MEN worried about going bald can now FREEZE their hair follicles – in a bid to ward off the inevitable.
The revolutionary new process has just been given the green light in the UK.
It means men can, in theory, preserve their head of hair in a similar way to women preserving their fertility by freezing their eggs.
But, there’s a catch.
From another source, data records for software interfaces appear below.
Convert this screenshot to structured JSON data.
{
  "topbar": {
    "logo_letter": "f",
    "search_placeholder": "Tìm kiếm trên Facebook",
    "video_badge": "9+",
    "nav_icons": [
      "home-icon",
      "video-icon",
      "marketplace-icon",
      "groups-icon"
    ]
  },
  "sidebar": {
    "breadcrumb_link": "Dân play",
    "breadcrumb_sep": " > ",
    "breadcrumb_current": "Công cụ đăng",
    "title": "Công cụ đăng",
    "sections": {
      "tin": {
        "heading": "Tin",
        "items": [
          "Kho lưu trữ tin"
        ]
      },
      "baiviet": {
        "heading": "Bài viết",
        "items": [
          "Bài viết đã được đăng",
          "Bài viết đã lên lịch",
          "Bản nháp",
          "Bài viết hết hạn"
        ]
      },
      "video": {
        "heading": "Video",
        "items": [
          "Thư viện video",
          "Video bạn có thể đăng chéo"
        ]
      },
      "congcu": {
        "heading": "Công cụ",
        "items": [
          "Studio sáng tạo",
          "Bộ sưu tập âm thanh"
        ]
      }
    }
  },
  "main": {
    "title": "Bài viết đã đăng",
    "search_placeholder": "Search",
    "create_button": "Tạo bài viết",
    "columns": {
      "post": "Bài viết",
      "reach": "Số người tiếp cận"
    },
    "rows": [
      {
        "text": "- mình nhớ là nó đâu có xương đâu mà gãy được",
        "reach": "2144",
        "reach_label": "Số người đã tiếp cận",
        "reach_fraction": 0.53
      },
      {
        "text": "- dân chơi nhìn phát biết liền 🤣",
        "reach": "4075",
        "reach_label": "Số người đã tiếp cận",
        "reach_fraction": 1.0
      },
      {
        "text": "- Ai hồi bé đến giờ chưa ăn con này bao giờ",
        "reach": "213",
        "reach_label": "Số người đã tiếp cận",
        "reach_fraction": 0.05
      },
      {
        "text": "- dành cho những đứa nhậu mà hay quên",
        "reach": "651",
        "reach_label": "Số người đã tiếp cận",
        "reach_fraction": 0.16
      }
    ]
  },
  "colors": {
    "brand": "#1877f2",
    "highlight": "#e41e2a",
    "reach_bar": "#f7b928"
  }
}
At this stage, men can only freeze their hair – the next steps, which hope to restore a full hairline have yet to be approved by the official authorities.
And with just freezing your hair follicles priced at £1,700, it could prove a pricey endeavour.
Hair on ice
The procedure, offered by biotech company HairClone, involves men having around 100 hair follicles harvested, before their hairline begins to recede.
From there, the follicles are preserved – plunged into sub-zero temperatures, around -197C, and stored at the firm’s hair follicle bank.
The idea is that years later, when a man starts to notice his hair falling out, he can return to the clinic for treatment.
The client’s samples can be thawed, and then HairClone’s team of scientists can replicate or clone the follicles before injecting them back into a client’s scalp.
It’s the first therapy of it’s kind approved in the UK, and is marketed as an “insurance policy” against ageing.
BUT… firm still needs approval
But, HairClone’s CEO Paul Kemp, told The Sun while they have the green light to freeze hair follicles, they still need official authorisation before they can perform steps two and three.
It means, while men can freeze their hair follicles, they will have to wait before they have have the full treatment.
Mr Kemp said the treatment is still in the earliest stages, and admitted the company still don’t have enough scientific evidence to perform it on people.
He said the theory was designed by studying what happens in androgenic alopecia, the most common cause of hair loss affecting most men and around 40 per cent of women.
We aim to stop the clock on this ageing as soon as possible
Paul Kemp, CEO HairClone
“The hair isn’t actually lost it merely gets finer and shorter until it can’t be easily seen and appears lost,” he said.
“This is caused by the gradual loss of a specialist group of cells at the base of the hair follicle called dermal papilla or DP cells.
“These cells are only lost from follicles in certain regions, which is why there is the classic male pattern baldness.
“In hair transplants, hairs from regions not affected are moved to replace those that have become finer and shorter.”
He said as a result men are left with exactly the same number of hairs, they are just moved to different parts of the scalp.
Hopes to make hair lines fuller
The treatment HairClone hopes to one day offer, aims to boost the number of hairs on the head, to make a person’s hairline fuller.
Mr Kemp said: “We expect to have to treat every few years to rebuild those hairs that have miniaturised since the last treatment.
“But from each hair we bank we expect to be able to rebuild a few hundred miniaturising (thinning) hairs.
“We aim to stop the clock on this ageing as soon as possible, plus one surgery would provide enough hairs to produce several treatments over time.”
Mr Kemp said by starting now, clients can store their young hair while the company work to get the approvals needed to start step two.
He said those who put their hair follicles on ice now, will be first in line when the green light is given to start step two.
Banking costs around £1,700, plus the cost of surgery, Mr Kemp explained.
He said they do not yet know how much step two will cost.
Mr Kemp added: “We haven’t received approvals to start the treatment process, so we don’t have a lot of evidence yet.
“However, HairClone is combining a lot of experience in hair transplant surgery with developing cell therapy treatments and we hope to start generating the evidence to support the proposed treatment starting next year.”
Dr Bessam Farjo, the medical director at HairClone and one of the company’s hair restoration surgeons, told Lad Bible: “Now that the licence is in place we’re ready to bank hair for patients.
“Consultations can begin in earnest.
“We are contacted every day by people concerned about hair loss, and who are asking when the banking system will be ready.”